    Thanks for the instructions, very inspiring. Will give shooting panoramic this week end. Will post a link on Nikonians, hope you don’t mind.
    Wonderful images, thanks again.

  3. Hi John,
    Thanks for posting! No, I REALLY appreciate it when people post links and comments about this site on other sites like Nikonians, Fred Miranda, Naturescapes,, Trip Adviser and so forth. They’d prefer another reader post it than me tooting my own horn there! Thanks again! MJ

  4. Kathy Harrison

    Aloha Mike,

    Thanks to your careful description of the panoramic photo process I bit the bullet and upgraded my old Manfrotto tripod with an L bracket and a leveling base. Your way of teaching is exceptional and greatly appreciated. Mahalo. Lynn and Kat

  5. Nice educational blog, Mike. With the new Lightroom 6 it is fairly easy to put together a pano. But putting together a great pano includes steps from setting up a tripod to stitching together 4 or more pieces to the puzzle. Your article will help me to recognize the opportunity for a pano, and the steps to making it great. By the way, with the new Lightroom 6 is it easier to do a vertical pano? Your article isn’t real clear to me about that.

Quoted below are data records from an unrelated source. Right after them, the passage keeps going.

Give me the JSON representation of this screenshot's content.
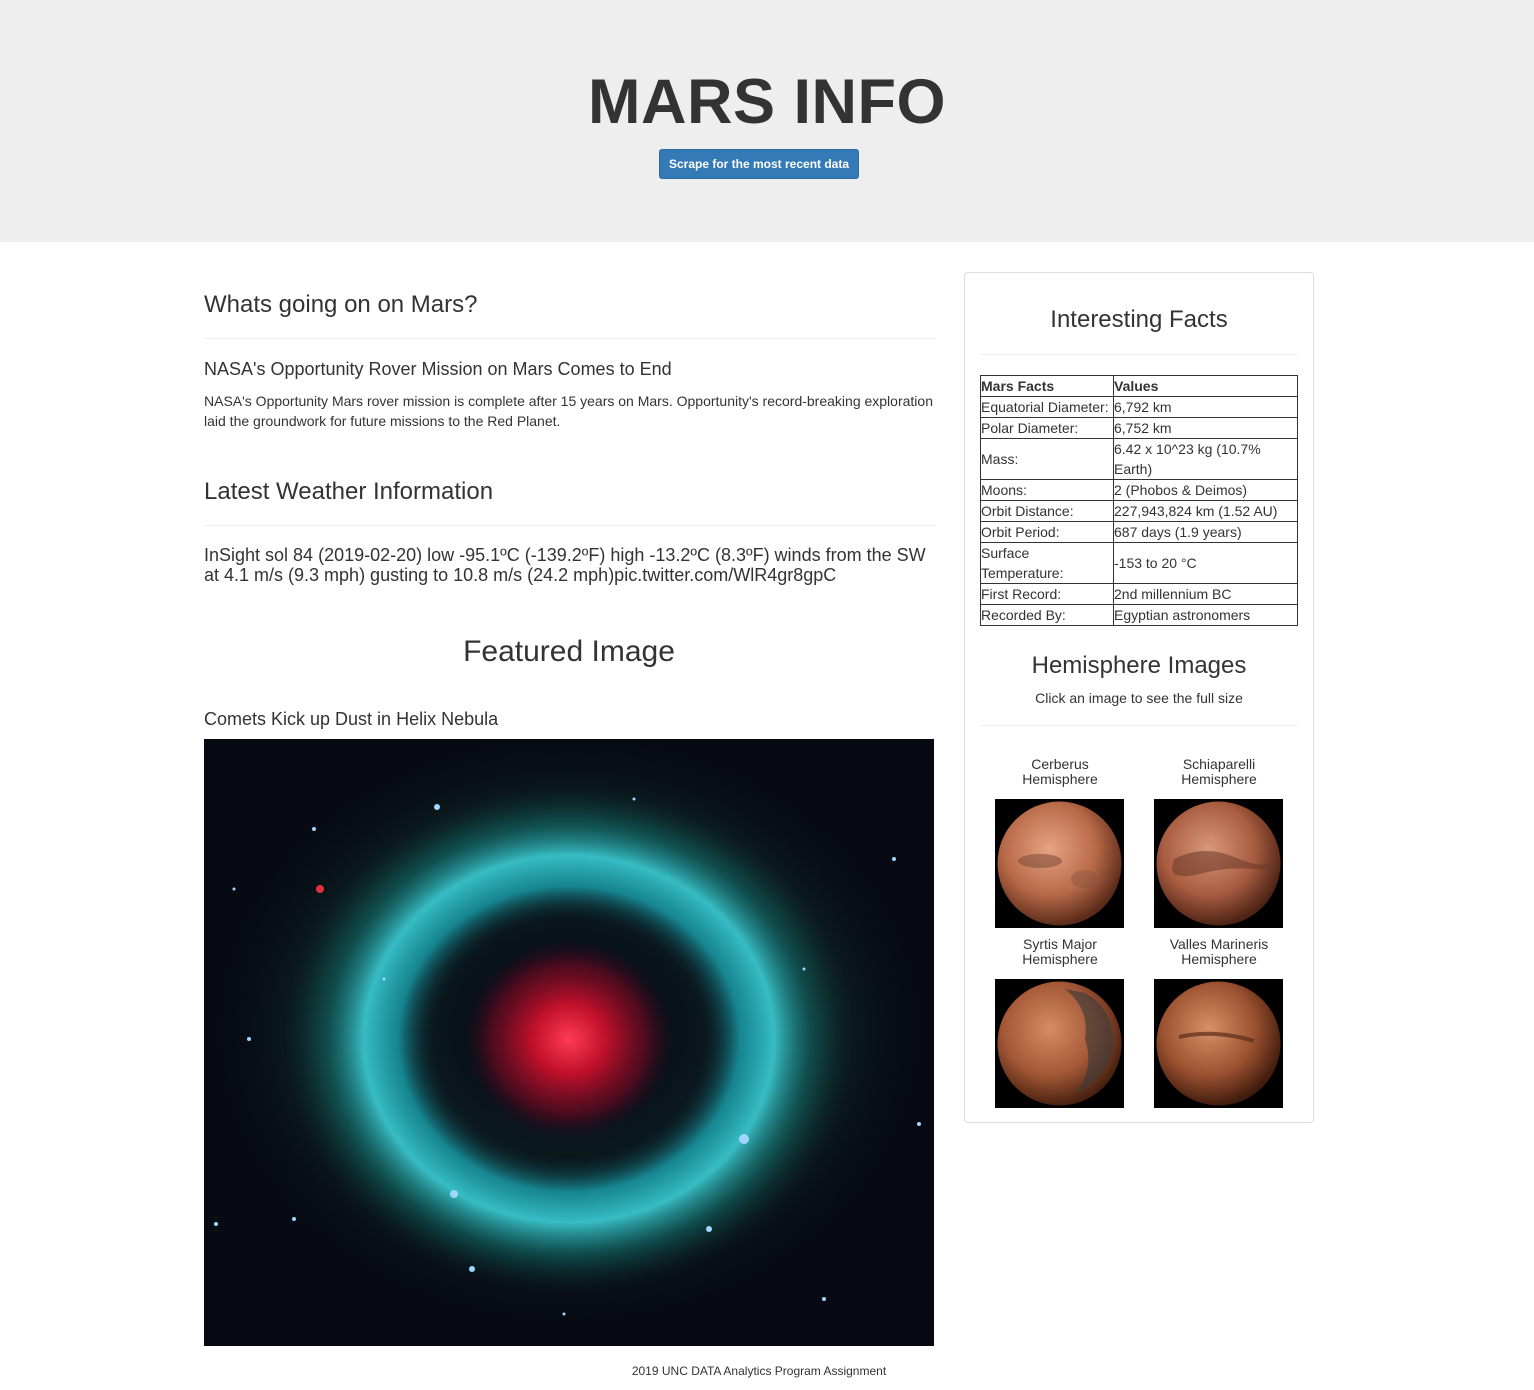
{
  "header": {
    "title": "MARS INFO",
    "button_label": "Scrape for the most recent data"
  },
  "news": {
    "section_heading": "Whats going on on Mars?",
    "title": "NASA's Opportunity Rover Mission on Mars Comes to End",
    "paragraph": "NASA's Opportunity Mars rover mission is complete after 15 years on Mars. Opportunity's record-breaking exploration laid the groundwork for future missions to the Red Planet."
  },
  "weather": {
    "section_heading": "Latest Weather Information",
    "text": "InSight sol 84 (2019-02-20) low -95.1ºC (-139.2ºF) high -13.2ºC (8.3ºF) winds from the SW at 4.1 m/s (9.3 mph) gusting to 10.8 m/s (24.2 mph)pic.twitter.com/WlR4gr8gpC"
  },
  "featured": {
    "section_heading": "Featured Image",
    "title": "Comets Kick up Dust in Helix Nebula"
  },
  "facts": {
    "heading": "Interesting Facts",
    "columns": [
      "Mars Facts",
      "Values"
    ],
    "rows": [
      [
        "Equatorial Diameter:",
        "6,792 km"
      ],
      [
        "Polar Diameter:",
        "6,752 km"
      ],
      [
        "Mass:",
        "6.42 x 10^23 kg (10.7% Earth)"
      ],
      [
        "Moons:",
        "2 (Phobos & Deimos)"
      ],
      [
        "Orbit Distance:",
        "227,943,824 km (1.52 AU)"
      ],
      [
        "Orbit Period:",
        "687 days (1.9 years)"
      ],
      [
        "Surface Temperature:",
        "-153 to 20 °C"
      ],
      [
        "First Record:",
        "2nd millennium BC"
      ],
      [
        "Recorded By:",
        "Egyptian astronomers"
      ]
    ]
  },
  "hemispheres": {
    "heading": "Hemisphere Images",
    "subtitle": "Click an image to see the full size",
    "items": [
      {
        "label": "Cerberus Hemisphere"
      },
      {
        "label": "Schiaparelli Hemisphere"
      },
      {
        "label": "Syrtis Major Hemisphere"
      },
      {
        "label": "Valles Marineris Hemisphere"
      }
    ]
  },
  "footer": {
    "text": "2019 UNC DATA Analytics Program Assignment"
  }
}
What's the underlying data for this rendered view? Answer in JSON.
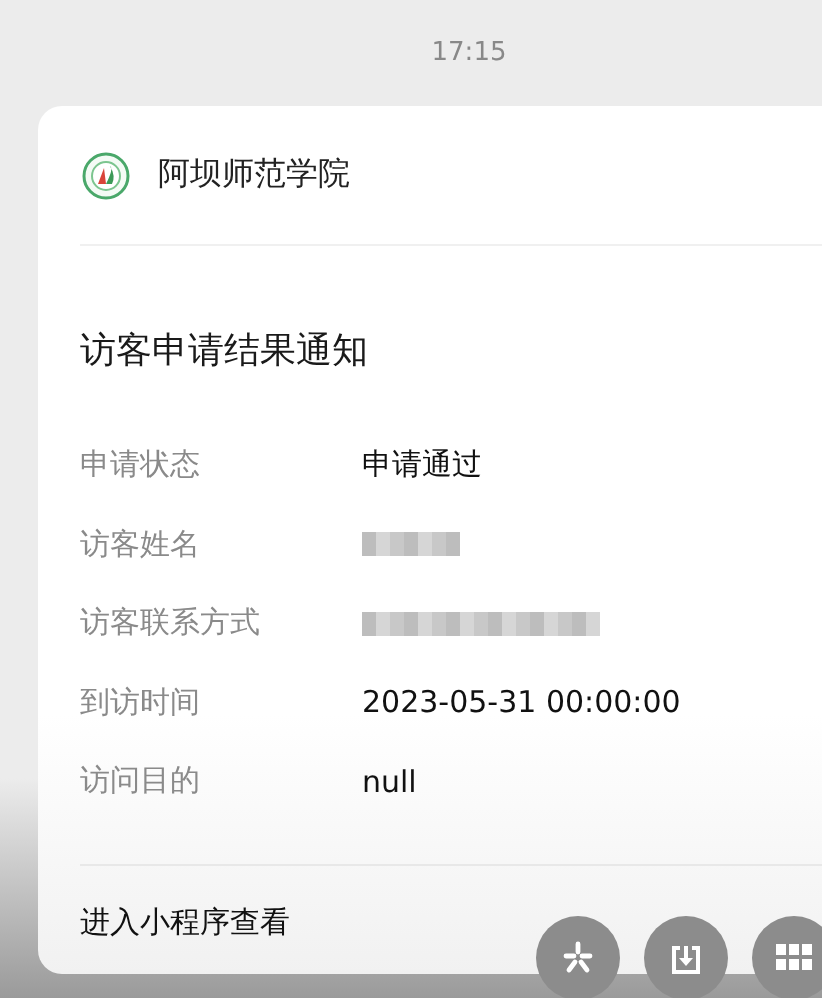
{
  "status_time": "17:15",
  "card": {
    "sender": "阿坝师范学院",
    "title": "访客申请结果通知",
    "fields": [
      {
        "label": "申请状态",
        "kind": "text",
        "value": "申请通过"
      },
      {
        "label": "访客姓名",
        "kind": "redacted"
      },
      {
        "label": "访客联系方式",
        "kind": "redacted_long"
      },
      {
        "label": "到访时间",
        "kind": "text",
        "value": "2023-05-31 00:00:00"
      },
      {
        "label": "访问目的",
        "kind": "text",
        "value": "null"
      }
    ],
    "link": "进入小程序查看"
  },
  "floating_buttons": [
    {
      "kind": "sparkle"
    },
    {
      "kind": "download"
    },
    {
      "kind": "grid"
    }
  ]
}
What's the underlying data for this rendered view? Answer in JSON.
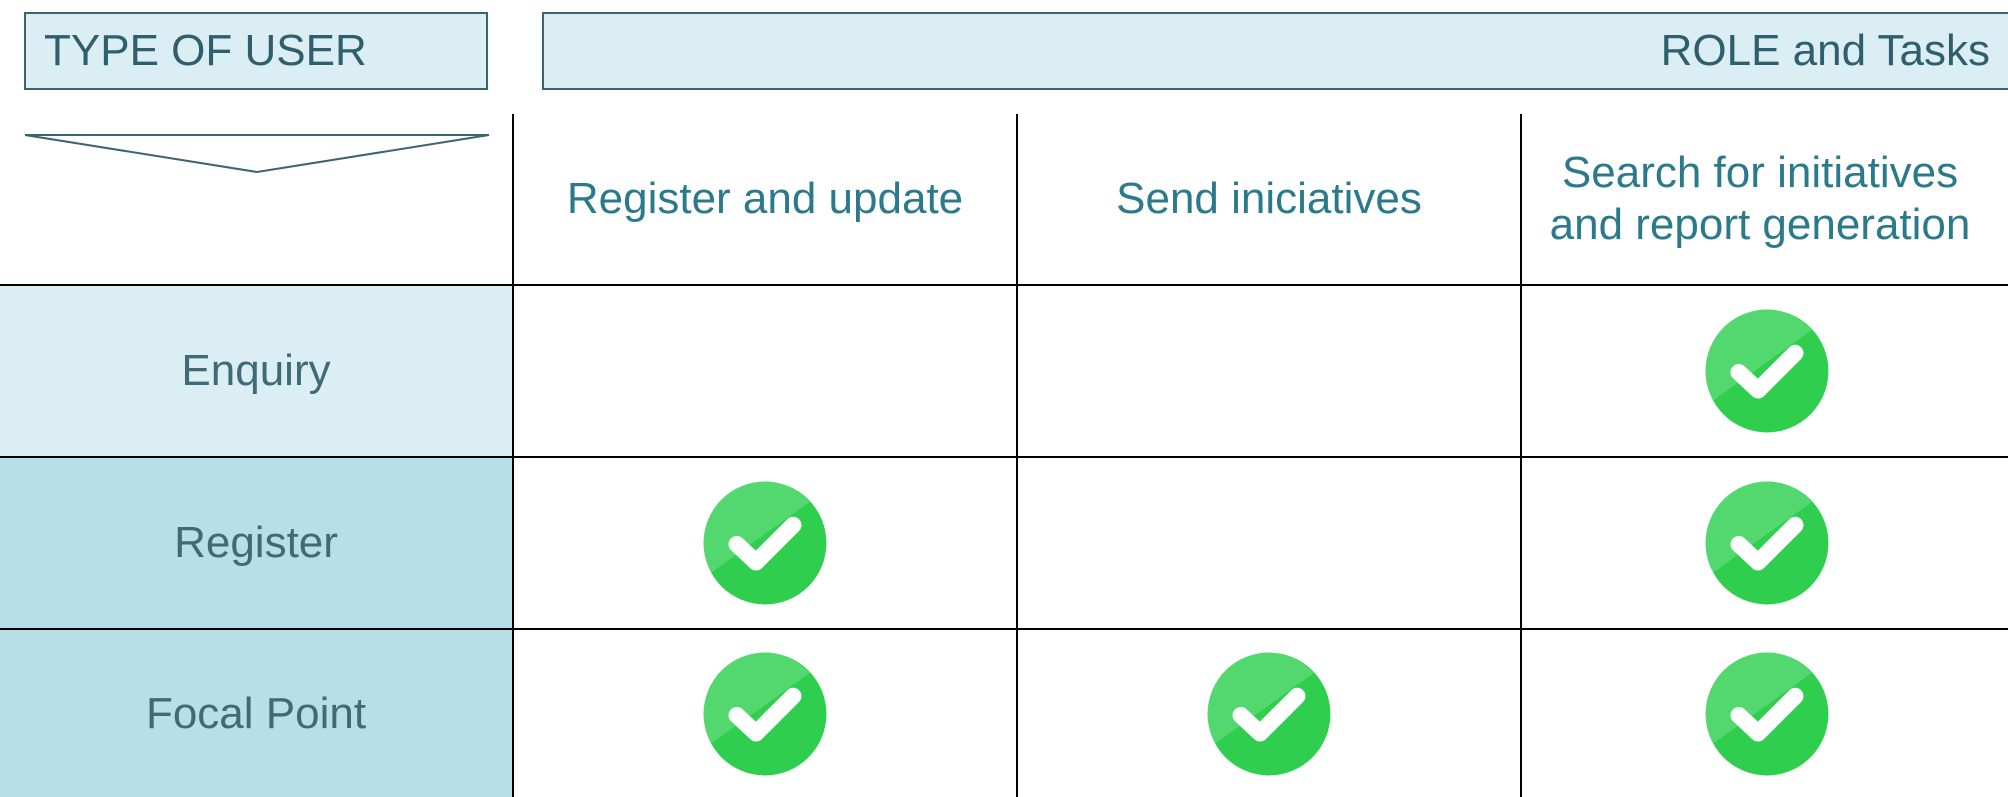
{
  "header": {
    "type_of_user": "TYPE OF USER",
    "role_tasks": "ROLE and Tasks"
  },
  "columns": [
    {
      "label": "Register and update"
    },
    {
      "label": "Send iniciatives"
    },
    {
      "label": "Search for initiatives and report generation"
    }
  ],
  "rows": [
    {
      "label": "Enquiry",
      "checks": [
        false,
        false,
        true
      ]
    },
    {
      "label": "Register",
      "checks": [
        true,
        false,
        true
      ]
    },
    {
      "label": "Focal Point",
      "checks": [
        true,
        true,
        true
      ]
    }
  ],
  "colors": {
    "header_box_fill": "#dbeef4",
    "row_enquiry_fill": "#daeef3",
    "row_register_fill": "#b8dfe8",
    "check_green": "#2fce4e",
    "heading_teal": "#2b7a8c"
  },
  "icons": {
    "check": "green-checkmark-icon"
  }
}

  6. Hi Randy,
    I am not sure when they added it, but you don’t need to rotate the images now. The software figures it out automatically. Cheers! MJ

Leave a Reply

Your email address will not be published. Required fields are marked *